Items from an interface collection
--

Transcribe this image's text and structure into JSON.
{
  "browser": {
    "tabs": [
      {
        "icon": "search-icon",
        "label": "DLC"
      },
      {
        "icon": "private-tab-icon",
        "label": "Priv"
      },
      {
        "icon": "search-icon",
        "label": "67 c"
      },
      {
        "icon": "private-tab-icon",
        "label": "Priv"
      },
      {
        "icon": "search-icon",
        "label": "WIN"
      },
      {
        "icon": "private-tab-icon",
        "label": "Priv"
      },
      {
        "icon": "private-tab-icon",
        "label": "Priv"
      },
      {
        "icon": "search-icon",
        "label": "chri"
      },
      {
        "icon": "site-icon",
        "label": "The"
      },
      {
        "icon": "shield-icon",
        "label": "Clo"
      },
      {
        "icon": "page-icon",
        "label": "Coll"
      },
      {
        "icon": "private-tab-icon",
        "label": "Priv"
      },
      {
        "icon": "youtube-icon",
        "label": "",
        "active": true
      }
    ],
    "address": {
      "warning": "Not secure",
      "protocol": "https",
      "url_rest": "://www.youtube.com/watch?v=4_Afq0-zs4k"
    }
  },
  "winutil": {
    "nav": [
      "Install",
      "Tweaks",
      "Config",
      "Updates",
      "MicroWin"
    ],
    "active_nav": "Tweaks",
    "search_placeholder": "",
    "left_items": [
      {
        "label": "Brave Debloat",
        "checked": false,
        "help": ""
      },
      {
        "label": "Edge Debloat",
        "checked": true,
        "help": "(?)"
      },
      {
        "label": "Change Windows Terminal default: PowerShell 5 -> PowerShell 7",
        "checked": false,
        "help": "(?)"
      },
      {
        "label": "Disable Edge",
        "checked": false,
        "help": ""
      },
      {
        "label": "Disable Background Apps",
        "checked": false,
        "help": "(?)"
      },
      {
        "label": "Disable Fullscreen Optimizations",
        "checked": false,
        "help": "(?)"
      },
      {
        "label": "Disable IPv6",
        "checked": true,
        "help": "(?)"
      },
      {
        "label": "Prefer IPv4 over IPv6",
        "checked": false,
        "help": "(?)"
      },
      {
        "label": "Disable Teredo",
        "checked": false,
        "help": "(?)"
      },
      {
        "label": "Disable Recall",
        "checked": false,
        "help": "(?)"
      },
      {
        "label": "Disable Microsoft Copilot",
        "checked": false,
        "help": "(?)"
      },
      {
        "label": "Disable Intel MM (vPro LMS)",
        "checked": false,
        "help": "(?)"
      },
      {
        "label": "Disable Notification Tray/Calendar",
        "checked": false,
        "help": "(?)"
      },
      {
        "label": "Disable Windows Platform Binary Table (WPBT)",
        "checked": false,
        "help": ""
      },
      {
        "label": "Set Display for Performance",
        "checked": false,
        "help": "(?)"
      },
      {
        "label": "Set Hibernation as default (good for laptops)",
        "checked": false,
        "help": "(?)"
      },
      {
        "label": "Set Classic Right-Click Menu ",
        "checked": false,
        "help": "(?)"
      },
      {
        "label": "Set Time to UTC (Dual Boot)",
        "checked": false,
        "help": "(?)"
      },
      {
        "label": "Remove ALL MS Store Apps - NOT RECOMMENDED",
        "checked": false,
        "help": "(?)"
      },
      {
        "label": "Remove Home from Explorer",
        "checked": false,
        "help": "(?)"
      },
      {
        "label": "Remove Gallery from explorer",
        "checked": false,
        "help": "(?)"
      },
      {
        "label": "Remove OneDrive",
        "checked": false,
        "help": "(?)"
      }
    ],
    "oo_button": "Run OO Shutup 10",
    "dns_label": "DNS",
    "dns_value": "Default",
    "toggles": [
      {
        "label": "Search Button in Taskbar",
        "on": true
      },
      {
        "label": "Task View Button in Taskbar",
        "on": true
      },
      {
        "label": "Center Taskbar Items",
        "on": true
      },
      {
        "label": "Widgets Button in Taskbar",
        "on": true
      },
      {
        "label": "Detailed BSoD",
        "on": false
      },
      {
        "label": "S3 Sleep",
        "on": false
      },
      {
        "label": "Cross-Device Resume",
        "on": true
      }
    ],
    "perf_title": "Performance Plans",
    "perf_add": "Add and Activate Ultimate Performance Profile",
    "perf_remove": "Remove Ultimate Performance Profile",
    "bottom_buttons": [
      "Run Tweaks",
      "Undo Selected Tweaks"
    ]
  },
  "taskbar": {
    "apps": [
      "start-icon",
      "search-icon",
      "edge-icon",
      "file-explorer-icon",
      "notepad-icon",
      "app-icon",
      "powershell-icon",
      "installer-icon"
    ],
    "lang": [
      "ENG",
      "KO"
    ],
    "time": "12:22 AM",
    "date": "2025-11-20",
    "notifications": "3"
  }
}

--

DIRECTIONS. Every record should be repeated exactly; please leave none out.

OUTPUT OF THE TASK.
Transcribe this image's text and structure into JSON.
{
  "browser": {
    "tabs": [
      {
        "icon": "search-icon",
        "label": "DLC"
      },
      {
        "icon": "private-tab-icon",
        "label": "Priv"
      },
      {
        "icon": "search-icon",
        "label": "67 c"
      },
      {
        "icon": "private-tab-icon",
        "label": "Priv"
      },
      {
        "icon": "search-icon",
        "label": "WIN"
      },
      {
        "icon": "private-tab-icon",
        "label": "Priv"
      },
      {
        "icon": "private-tab-icon",
        "label": "Priv"
      },
      {
        "icon": "search-icon",
        "label": "chri"
      },
      {
        "icon": "site-icon",
        "label": "The"
      },
      {
        "icon": "shield-icon",
        "label": "Clo"
      },
      {
        "icon": "page-icon",
        "label": "Coll"
      },
      {
        "icon": "private-tab-icon",
        "label": "Priv"
      },
      {
        "icon": "youtube-icon",
        "label": "",
        "active": true
      }
    ],
    "address": {
      "warning": "Not secure",
      "protocol": "https",
      "url_rest": "://www.youtube.com/watch?v=4_Afq0-zs4k"
    }
  },
  "winutil": {
    "nav": [
      "Install",
      "Tweaks",
      "Config",
      "Updates",
      "MicroWin"
    ],
    "active_nav": "Tweaks",
    "search_placeholder": "",
    "left_items": [
      {
        "label": "Brave Debloat",
        "checked": false,
        "help": ""
      },
      {
        "label": "Edge Debloat",
        "checked": true,
        "help": "(?)"
      },
      {
        "label": "Change Windows Terminal default: PowerShell 5 -> PowerShell 7",
        "checked": false,
        "help": "(?)"
      },
      {
        "label": "Disable Edge",
        "checked": false,
        "help": ""
      },
      {
        "label": "Disable Background Apps",
        "checked": false,
        "help": "(?)"
      },
      {
        "label": "Disable Fullscreen Optimizations",
        "checked": false,
        "help": "(?)"
      },
      {
        "label": "Disable IPv6",
        "checked": true,
        "help": "(?)"
      },
      {
        "label": "Prefer IPv4 over IPv6",
        "checked": false,
        "help": "(?)"
      },
      {
        "label": "Disable Teredo",
        "checked": false,
        "help": "(?)"
      },
      {
        "label": "Disable Recall",
        "checked": false,
        "help": "(?)"
      },
      {
        "label": "Disable Microsoft Copilot",
        "checked": false,
        "help": "(?)"
      },
      {
        "label": "Disable Intel MM (vPro LMS)",
        "checked": false,
        "help": "(?)"
      },
      {
        "label": "Disable Notification Tray/Calendar",
        "checked": false,
        "help": "(?)"
      },
      {
        "label": "Disable Windows Platform Binary Table (WPBT)",
        "checked": false,
        "help": ""
      },
      {
        "label": "Set Display for Performance",
        "checked": false,
        "help": "(?)"
      },
      {
        "label": "Set Hibernation as default (good for laptops)",
        "checked": false,
        "help": "(?)"
      },
      {
        "label": "Set Classic Right-Click Menu ",
        "checked": false,
        "help": "(?)"
      },
      {
        "label": "Set Time to UTC (Dual Boot)",
        "checked": false,
        "help": "(?)"
      },
      {
        "label": "Remove ALL MS Store Apps - NOT RECOMMENDED",
        "checked": false,
        "help": "(?)"
      },
      {
        "label": "Remove Home from Explorer",
        "checked": false,
        "help": "(?)"
      },
      {
        "label": "Remove Gallery from explorer",
        "checked": false,
        "help": "(?)"
      },
      {
        "label": "Remove OneDrive",
        "checked": false,
        "help": "(?)"
      }
    ],
    "oo_button": "Run OO Shutup 10",
    "dns_label": "DNS",
    "dns_value": "Default",
    "toggles": [
      {
        "label": "Search Button in Taskbar",
        "on": true
      },
      {
        "label": "Task View Button in Taskbar",
        "on": true
      },
      {
        "label": "Center Taskbar Items",
        "on": true
      },
      {
        "label": "Widgets Button in Taskbar",
        "on": true
      },
      {
        "label": "Detailed BSoD",
        "on": false
      },
      {
        "label": "S3 Sleep",
        "on": false
      },
      {
        "label": "Cross-Device Resume",
        "on": true
      }
    ],
    "perf_title": "Performance Plans",
    "perf_add": "Add and Activate Ultimate Performance Profile",
    "perf_remove": "Remove Ultimate Performance Profile",
    "bottom_buttons": [
      "Run Tweaks",
      "Undo Selected Tweaks"
    ]
  },
  "taskbar": {
    "apps": [
      "start-icon",
      "search-icon",
      "edge-icon",
      "file-explorer-icon",
      "notepad-icon",
      "app-icon",
      "powershell-icon",
      "installer-icon"
    ],
    "lang": [
      "ENG",
      "KO"
    ],
    "time": "12:22 AM",
    "date": "2025-11-20",
    "notifications": "3"
  }
}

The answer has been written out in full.